No one will ever react positively to hearing they are terminated — whether it’s due to balance sheet problems or their own performance. So it’s incumbent on the person delivering the bad news to be as thoughtful as possible in how they conduct themselves and how they treat the people being let go.
1. Catching employees off guard
Home is normally a person’s safe zone. So shocking employees with the bad news while they’re in the kitchen or within earshot of their kids or spouse is more personally invasive than doing it in an office.
That’s why it’s considered a best practice to give employees in the affected departments — all team members, not just those being laid off — a day or two of advance notice that you’ll be setting up brief, one-on-one virtual meetings to discuss upcoming changes and to suggest they take the meeting someplace quiet.
Not all employees will suspect a layoff is coming, but they will likely anticipate some kind of serious news.
“You’re setting up expectations so the employee is not caught off guard,” said Raymond Lee, CEO of CareerMinds, a virtual outplacement company.
If, however, you’re letting just one person go for performance-related reasons, Lee does not recommend giving any advanced indication of changes.
“If there’s a performance issue, there should already have been several conversations up to that point. So you just need to send a regular catch up meeting invite,” Lee said.
2. Forgetting to practice with the technology
Beyond rehearsing what you’ll say when laying someone off, make sure you’ve mastered the medium through which you’ll be saying it.
That means working on a clear, brief message and practicing it with an HR manager on the video conference tool or conference call system you plan to use.
And make sure you’ve nailed the security features of that technology so no one can Zoom bomb you or otherwise hack your meeting, Lee said.
That means sending out encrypted meeting IDs and locking in sufficient time for the meeting so if it goes a little long, no one can suddenly join in, he advised.
3. Failing to give people privacy
Everybody will react a little differently to being laid off. And they shouldn’t be made to feel on display when they hear the news.
So if you have to lay people off en masse by video conference, turn off everyone’s camera so they can only see you, but not each other, said Brian Kropp, chief of HR research for Gartner, a business advisory firm.
“It’s an incredibly emotional experience. Some people will have no response and others will break down and cry. Letting that happen on camera in front of others is a disrespectful thing to do.”
4. Trying to shut down employees access to the network too soon
Another technological concern: When layoffs are done in person, the IT department often will disconnect the employee’s computer from the company network while you’re meeting with them.

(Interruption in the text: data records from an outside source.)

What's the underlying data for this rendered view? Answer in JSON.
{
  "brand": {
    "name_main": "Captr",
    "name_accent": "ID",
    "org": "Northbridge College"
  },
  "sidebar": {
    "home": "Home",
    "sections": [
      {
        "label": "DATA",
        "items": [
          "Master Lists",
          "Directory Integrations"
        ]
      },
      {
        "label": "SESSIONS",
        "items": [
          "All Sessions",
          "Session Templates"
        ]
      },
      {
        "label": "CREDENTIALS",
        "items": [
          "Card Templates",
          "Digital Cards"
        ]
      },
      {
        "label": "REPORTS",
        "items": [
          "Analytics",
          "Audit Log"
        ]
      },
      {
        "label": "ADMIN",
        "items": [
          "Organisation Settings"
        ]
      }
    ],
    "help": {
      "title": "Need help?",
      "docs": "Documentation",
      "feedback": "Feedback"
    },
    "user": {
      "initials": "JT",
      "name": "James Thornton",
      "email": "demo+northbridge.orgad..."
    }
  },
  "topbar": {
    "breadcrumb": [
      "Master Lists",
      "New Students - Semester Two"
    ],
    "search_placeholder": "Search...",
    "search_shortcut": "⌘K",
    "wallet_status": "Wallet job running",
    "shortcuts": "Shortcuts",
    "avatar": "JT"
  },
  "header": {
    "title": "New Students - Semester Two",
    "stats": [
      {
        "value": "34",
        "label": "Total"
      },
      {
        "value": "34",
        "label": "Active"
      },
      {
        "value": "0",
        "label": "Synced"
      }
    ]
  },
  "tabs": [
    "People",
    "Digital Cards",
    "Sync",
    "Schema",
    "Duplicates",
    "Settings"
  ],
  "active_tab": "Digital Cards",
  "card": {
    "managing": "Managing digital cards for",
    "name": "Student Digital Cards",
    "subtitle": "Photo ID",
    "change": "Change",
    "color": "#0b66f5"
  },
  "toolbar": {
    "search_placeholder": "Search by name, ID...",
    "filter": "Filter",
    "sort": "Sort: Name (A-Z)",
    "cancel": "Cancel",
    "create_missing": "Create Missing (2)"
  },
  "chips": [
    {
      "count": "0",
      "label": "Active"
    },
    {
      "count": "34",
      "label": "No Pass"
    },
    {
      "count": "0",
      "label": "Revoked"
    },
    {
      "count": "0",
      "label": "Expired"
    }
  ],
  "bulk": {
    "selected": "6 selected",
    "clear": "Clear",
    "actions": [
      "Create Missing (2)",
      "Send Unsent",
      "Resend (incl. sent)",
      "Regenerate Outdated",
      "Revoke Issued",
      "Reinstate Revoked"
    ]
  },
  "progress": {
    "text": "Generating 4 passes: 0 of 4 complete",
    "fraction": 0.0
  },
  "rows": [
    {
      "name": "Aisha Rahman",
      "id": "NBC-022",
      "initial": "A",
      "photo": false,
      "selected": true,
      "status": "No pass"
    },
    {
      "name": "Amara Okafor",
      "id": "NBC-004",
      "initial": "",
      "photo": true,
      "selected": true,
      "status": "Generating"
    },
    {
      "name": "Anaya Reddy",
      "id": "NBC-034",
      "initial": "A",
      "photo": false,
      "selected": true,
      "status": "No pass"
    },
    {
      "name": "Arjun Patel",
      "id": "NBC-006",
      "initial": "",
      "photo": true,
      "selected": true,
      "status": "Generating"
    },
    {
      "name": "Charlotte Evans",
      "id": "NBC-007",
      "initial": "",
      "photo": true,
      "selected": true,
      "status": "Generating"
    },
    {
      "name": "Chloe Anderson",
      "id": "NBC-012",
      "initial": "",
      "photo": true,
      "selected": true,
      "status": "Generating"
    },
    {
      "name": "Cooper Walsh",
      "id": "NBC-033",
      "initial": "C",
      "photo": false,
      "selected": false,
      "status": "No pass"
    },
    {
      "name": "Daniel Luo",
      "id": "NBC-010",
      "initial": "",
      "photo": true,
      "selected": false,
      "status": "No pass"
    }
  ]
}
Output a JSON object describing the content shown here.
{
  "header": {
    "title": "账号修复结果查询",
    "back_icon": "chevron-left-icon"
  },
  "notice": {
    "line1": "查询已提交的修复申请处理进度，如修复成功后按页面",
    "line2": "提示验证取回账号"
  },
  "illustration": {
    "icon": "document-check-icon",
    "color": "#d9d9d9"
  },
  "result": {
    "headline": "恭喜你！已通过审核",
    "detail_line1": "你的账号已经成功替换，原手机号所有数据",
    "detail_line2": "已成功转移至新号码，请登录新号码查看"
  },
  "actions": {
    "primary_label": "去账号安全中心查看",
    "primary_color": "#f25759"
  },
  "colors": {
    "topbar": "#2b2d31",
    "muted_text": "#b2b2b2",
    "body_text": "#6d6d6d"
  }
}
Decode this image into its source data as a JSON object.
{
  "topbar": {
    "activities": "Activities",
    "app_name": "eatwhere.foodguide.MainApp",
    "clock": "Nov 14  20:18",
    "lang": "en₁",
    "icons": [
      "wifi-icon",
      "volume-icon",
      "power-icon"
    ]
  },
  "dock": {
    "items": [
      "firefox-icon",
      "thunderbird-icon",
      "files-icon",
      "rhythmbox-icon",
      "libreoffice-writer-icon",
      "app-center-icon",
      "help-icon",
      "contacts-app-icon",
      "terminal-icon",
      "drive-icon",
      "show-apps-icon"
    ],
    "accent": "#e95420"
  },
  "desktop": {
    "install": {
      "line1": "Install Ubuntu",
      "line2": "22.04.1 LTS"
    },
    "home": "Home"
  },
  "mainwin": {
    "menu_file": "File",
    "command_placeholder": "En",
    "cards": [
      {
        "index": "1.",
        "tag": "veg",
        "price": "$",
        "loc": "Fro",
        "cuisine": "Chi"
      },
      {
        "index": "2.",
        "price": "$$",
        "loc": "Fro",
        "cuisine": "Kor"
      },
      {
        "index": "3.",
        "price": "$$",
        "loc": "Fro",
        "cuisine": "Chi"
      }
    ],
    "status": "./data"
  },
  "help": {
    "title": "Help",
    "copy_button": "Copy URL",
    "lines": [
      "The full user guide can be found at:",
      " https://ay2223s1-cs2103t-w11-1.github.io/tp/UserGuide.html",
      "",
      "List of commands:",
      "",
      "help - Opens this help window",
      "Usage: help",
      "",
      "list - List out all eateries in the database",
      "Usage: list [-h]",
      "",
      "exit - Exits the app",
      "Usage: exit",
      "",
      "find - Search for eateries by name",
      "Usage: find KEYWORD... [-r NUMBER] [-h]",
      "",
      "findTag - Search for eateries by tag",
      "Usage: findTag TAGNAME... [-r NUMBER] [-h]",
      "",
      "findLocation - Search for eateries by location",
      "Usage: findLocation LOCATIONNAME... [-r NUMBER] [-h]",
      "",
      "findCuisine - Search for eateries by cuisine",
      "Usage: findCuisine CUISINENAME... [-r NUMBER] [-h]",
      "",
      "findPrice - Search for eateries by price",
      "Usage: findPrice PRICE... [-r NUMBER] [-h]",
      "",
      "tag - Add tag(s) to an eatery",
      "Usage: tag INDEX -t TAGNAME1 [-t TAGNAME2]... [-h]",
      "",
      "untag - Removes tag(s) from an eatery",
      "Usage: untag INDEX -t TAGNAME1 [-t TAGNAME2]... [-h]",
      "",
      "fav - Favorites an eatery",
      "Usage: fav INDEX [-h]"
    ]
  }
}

“But if you’re laying someone off online, you can’t cut their connection halfway through,” Kropp said. IT can’t reach in remotely to wipe the person’s laptop in the middle of your conversation, or when employees have turned off their Wi-Fi.
So work out in advance with HR and IT what the logistics will be for shutting down the employee’s access to the network.
You’ll also have to decide whether and how to recover company equipment. “Some companies are sending shipping material to their employees and asking them to ship their IT equipment (e.g., laptops) back to the office,” Kropp said. Others are telling them to keep it if it’s older and the cost of collecting and storing it isn’t worth it.
If the company is still remote and office access is limited, employees will also want to know how they’re supposed to retrieve their personal belongings. Most companies are telling them that an administrative assistant will pack up their things and ship it to them once the office building reopens, he noted.
5. Not being honest and compassionate
The pandemic has made life more difficult for everyone. Now it will become even more so for the people you’re laying off.
Be honest about the company’s situation and the business reasons for the layoff, while also spelling out what sacrifices senior leaders and others are making, Kropp said. “How companies manage the next five months will define their reputation as an employer for the next five years.”
It’s also critical to have an outplacement provider as well as a career coach or counselor from the Employee Assistance Program on standby for when your meeting ends, Lee said.
With the employee’s permission, those advisers can call that person, give them a chance to vent and then start talking next steps, Lee said. “They’re trained to help people move forward.”